Q: How would you rate the public transport in Ho Chi Minh City?
A: The most used vehicle is the motorbike and taxi. The car fees are very high so only some expats have a car but then also with a driver. You have to live in this chaos for a while before you wanna put yourself into the traffic. There is a metro in progress. Also, the bus lines are very good and very cheap.
Q: How would you rate the healthcare in Ho Chi Minh City? Are there any hospitals you would recommend?
A: Ja, I can recommend the international hospitals, and they are growing. There are still price differences but I can recommend the Vinmec in Binh Thanh District which is pretty good. In the last two and a half years, a lot of new hospitals have opened. So expats don't need to worry about this point.
Q: What are the biggest safety issues facing expats living in Ho Chi Minh City? Are there any areas expats should avoid?
A: Yeah, there are only a few districts with an international community. The biggest issue is pickpocketing so you have to be aware of that. Also, beware of burglaries if you live in a house by yourself. I’m living in a house but I've never had this problem in almost three years. If you don’t feel comfortable in a house you can also rent a serviced apartment with 24-hour security. There are many options. And since I’ve been here, nothing has happened to me.
Q: How do you rate the standard of housing in Ho Chi Minh City? What different options are available for expats?
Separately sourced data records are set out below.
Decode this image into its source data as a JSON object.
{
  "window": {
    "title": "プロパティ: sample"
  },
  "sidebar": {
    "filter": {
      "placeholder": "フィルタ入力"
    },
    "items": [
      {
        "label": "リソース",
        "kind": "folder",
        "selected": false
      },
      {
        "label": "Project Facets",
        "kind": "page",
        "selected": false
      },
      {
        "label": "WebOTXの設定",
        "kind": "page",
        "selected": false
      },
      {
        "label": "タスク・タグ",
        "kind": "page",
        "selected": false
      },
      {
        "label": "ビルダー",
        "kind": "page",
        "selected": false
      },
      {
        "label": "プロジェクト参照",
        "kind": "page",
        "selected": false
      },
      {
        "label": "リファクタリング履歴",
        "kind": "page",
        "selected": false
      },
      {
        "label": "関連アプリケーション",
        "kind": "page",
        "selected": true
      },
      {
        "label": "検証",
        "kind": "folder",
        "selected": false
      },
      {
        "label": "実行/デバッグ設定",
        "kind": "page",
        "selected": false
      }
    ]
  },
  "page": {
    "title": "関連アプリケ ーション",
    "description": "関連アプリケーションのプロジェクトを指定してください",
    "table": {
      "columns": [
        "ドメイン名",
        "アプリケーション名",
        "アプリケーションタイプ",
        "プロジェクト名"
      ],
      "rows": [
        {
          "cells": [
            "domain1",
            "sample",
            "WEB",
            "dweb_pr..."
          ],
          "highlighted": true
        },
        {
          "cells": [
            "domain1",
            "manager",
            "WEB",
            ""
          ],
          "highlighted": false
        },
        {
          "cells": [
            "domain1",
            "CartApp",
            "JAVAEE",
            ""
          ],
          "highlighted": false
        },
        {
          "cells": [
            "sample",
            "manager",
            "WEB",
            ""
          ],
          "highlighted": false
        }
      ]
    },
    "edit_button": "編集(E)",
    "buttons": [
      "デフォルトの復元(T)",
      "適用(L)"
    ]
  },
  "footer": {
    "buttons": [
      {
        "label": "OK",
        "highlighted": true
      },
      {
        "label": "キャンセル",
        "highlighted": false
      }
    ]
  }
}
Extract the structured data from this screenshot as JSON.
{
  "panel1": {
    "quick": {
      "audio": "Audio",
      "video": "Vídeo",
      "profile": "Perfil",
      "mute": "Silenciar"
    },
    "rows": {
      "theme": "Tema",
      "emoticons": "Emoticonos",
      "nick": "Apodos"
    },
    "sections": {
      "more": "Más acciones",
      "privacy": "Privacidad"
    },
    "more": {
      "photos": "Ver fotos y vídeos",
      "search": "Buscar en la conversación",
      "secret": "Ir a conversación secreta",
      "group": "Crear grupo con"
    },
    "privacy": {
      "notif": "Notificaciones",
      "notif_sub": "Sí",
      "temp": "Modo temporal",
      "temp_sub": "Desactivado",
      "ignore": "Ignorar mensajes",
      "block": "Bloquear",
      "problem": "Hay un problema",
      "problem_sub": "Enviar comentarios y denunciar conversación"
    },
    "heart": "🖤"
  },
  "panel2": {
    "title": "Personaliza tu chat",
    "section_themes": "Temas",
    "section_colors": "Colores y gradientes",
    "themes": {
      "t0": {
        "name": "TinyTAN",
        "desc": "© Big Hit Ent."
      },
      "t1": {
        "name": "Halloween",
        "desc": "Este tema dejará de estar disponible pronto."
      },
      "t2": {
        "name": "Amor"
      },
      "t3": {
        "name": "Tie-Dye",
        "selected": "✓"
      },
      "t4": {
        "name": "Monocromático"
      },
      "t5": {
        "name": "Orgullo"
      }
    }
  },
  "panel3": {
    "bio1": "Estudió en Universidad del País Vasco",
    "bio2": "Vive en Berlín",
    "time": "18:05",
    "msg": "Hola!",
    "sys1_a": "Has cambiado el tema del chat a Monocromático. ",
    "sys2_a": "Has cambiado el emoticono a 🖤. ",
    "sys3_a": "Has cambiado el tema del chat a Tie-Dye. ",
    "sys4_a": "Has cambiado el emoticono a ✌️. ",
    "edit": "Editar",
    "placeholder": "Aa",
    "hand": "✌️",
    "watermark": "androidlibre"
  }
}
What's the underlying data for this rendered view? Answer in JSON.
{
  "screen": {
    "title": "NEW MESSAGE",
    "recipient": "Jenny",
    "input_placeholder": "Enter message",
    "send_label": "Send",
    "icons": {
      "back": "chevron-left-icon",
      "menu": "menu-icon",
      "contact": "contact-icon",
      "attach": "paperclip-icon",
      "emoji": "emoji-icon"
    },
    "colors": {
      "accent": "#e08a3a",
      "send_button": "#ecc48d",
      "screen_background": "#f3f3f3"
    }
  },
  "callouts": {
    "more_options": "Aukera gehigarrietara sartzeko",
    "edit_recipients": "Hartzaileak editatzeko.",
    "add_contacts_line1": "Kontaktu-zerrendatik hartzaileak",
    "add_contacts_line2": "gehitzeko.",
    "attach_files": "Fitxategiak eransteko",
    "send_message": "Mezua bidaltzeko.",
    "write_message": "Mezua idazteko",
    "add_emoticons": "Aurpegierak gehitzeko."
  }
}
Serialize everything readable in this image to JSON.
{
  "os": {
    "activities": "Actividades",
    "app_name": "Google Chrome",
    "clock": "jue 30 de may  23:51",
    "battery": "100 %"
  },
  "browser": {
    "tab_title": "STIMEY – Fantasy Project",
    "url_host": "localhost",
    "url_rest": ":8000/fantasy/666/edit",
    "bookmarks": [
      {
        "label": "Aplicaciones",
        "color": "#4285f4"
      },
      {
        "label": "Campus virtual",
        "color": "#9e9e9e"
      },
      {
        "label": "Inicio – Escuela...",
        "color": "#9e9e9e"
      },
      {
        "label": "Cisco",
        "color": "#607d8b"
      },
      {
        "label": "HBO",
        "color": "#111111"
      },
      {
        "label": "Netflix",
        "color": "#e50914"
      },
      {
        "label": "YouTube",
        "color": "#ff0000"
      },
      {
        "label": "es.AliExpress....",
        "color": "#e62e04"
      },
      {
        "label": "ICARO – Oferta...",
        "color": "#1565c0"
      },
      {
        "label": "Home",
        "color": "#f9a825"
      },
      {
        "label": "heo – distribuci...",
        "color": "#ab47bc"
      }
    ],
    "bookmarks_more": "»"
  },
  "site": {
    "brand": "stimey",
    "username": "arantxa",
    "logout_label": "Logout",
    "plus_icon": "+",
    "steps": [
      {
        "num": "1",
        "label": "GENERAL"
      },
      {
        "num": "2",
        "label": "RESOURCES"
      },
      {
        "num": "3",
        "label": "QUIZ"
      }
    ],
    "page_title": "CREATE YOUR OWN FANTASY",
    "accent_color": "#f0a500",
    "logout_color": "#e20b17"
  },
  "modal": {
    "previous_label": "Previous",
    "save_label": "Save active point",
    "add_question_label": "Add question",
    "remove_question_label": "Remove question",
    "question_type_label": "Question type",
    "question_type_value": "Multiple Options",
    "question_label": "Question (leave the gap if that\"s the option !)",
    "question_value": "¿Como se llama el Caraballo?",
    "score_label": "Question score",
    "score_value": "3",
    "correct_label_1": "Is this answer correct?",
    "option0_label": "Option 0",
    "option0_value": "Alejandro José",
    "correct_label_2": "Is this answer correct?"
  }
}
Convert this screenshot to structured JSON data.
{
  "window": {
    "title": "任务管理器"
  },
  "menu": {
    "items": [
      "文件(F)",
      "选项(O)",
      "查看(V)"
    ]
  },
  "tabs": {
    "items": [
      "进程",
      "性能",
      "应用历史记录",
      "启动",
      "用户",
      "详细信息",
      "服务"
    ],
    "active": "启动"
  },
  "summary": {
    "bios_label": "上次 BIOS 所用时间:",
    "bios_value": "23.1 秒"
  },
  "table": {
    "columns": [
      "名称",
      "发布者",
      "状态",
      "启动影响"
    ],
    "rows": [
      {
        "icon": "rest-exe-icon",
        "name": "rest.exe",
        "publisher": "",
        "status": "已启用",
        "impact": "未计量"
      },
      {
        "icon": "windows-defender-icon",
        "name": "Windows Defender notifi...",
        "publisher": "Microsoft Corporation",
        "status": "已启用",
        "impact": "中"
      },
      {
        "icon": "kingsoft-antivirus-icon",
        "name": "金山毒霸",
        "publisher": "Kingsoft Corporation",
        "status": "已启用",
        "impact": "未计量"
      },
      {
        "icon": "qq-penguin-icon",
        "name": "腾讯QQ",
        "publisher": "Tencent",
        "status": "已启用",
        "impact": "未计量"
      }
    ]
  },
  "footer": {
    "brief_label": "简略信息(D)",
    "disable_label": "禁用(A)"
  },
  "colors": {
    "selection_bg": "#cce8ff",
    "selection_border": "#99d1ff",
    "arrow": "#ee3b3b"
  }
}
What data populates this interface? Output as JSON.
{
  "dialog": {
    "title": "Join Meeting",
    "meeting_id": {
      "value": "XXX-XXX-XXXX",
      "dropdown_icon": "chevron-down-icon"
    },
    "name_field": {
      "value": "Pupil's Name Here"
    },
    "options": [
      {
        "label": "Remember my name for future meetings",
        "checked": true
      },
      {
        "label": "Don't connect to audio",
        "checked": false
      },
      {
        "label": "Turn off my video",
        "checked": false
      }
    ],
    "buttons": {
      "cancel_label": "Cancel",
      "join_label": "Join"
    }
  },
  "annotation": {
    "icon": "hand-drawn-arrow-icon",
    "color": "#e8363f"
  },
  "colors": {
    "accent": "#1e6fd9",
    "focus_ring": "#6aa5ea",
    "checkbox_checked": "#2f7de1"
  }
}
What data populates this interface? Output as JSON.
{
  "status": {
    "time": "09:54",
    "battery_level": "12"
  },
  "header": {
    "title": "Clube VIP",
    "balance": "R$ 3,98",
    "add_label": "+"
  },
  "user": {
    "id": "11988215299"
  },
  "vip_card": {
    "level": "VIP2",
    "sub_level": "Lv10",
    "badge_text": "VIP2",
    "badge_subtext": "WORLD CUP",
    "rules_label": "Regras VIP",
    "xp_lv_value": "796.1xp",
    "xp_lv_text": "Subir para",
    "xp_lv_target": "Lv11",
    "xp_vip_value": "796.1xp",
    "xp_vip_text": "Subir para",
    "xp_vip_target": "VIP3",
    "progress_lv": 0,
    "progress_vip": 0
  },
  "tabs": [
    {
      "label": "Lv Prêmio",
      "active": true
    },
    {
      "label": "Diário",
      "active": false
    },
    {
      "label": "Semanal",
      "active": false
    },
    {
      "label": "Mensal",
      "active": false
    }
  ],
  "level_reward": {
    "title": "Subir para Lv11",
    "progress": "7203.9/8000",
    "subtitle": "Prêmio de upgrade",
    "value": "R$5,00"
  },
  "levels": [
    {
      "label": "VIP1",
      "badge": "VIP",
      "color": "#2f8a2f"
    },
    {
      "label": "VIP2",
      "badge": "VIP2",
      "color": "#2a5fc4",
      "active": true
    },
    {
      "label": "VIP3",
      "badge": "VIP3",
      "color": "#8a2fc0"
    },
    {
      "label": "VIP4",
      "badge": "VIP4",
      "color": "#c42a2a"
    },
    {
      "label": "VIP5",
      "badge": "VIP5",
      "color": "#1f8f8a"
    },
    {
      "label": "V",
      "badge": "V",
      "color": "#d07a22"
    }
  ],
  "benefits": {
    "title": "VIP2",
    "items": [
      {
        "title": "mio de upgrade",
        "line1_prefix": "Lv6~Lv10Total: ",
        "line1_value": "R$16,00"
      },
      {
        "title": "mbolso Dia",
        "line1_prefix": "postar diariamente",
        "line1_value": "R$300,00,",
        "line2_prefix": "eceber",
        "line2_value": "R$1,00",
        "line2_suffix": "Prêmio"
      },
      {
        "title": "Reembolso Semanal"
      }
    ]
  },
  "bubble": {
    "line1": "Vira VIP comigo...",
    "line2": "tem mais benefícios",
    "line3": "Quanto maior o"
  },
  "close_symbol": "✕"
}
A: You can have small houses, villas, serviced apartments, lofts, actually everything.
Q: Any areas/suburbs you’d recommend for expats to live in?
A: Most expats live in District 1, District 2, District 3, District 4, District 7, Phu Nhuan and Binh Thanh. District 2 and District 7 are very green. Most of the Western expats live there.
Meeting people and making friends in Ho Chi Minh City
Q: How tolerant are the locals of foreigners? Is there any obvious discrimination against particular religions or women etc.?
A: No, if you are respectful and know that you are a guest they will welcome you with open arms. Vietnamese are very curious and like to host. But of course you have to respect their culture and traditions. They like to learn a lot about the Western world and the young generation, especially, is very interested in learning English.
Q: Was it easy meeting people and making friends in Ho Chi Minh City? How did you go about meeting new people?
A: It depends on yourself. Don’t be shy, just talk. Everybody was a stranger here once and everybody knows how it feels to be far away from family and friends. There are parties everywhere, bars, restaurants, sportsclubs, a lot of communities and Facebook pages – it’s easy to connect.
Q: Have you made friends with locals or do you mix mainly with other expats? What advice would you give to new expats looking to make friends? Any social/expat groups you can recommend?
A: I have both local and expat friends from all over the world. You should be open to everything – that's my advice. And the Expat Ho Chi Minh City page on Facebook is a good place to start before you move to Vietnam.
Working in Ho Chi Minh City
Q: Did you have a problem getting a visa or work permit for Vietnam? Did you tackle the visa process yourself or did you enlist the services of an immigration consultant?
A: When you work for a company they will normally do everything for you. There are also a lot of agents who can help with the visa. The expat Facebook group is always good for questions like that.
Q: What’s the economic climate like in the city? Do you have any tips for expats looking to find a job there?
A: It is always easy to teach English at a language centre, also check out the international schools. Advertising is pretty big, as well as engineering and sales.
Q: How does the work culture in Vietnam differ from home? Do you have any tips for expats doing business in Vietnam?
A: You have to be patient. The Vietnamese have their own way of doing things and as a Westerner you have to try to forget where are you coming from to understand their way.
Q: Is there any other advice you would like to offer new expat arrivals?
A: Be open, curious, interested, feel free and be grateful for the opportunity to live in an awesome, beautiful country and area.
► Interviewed October 2016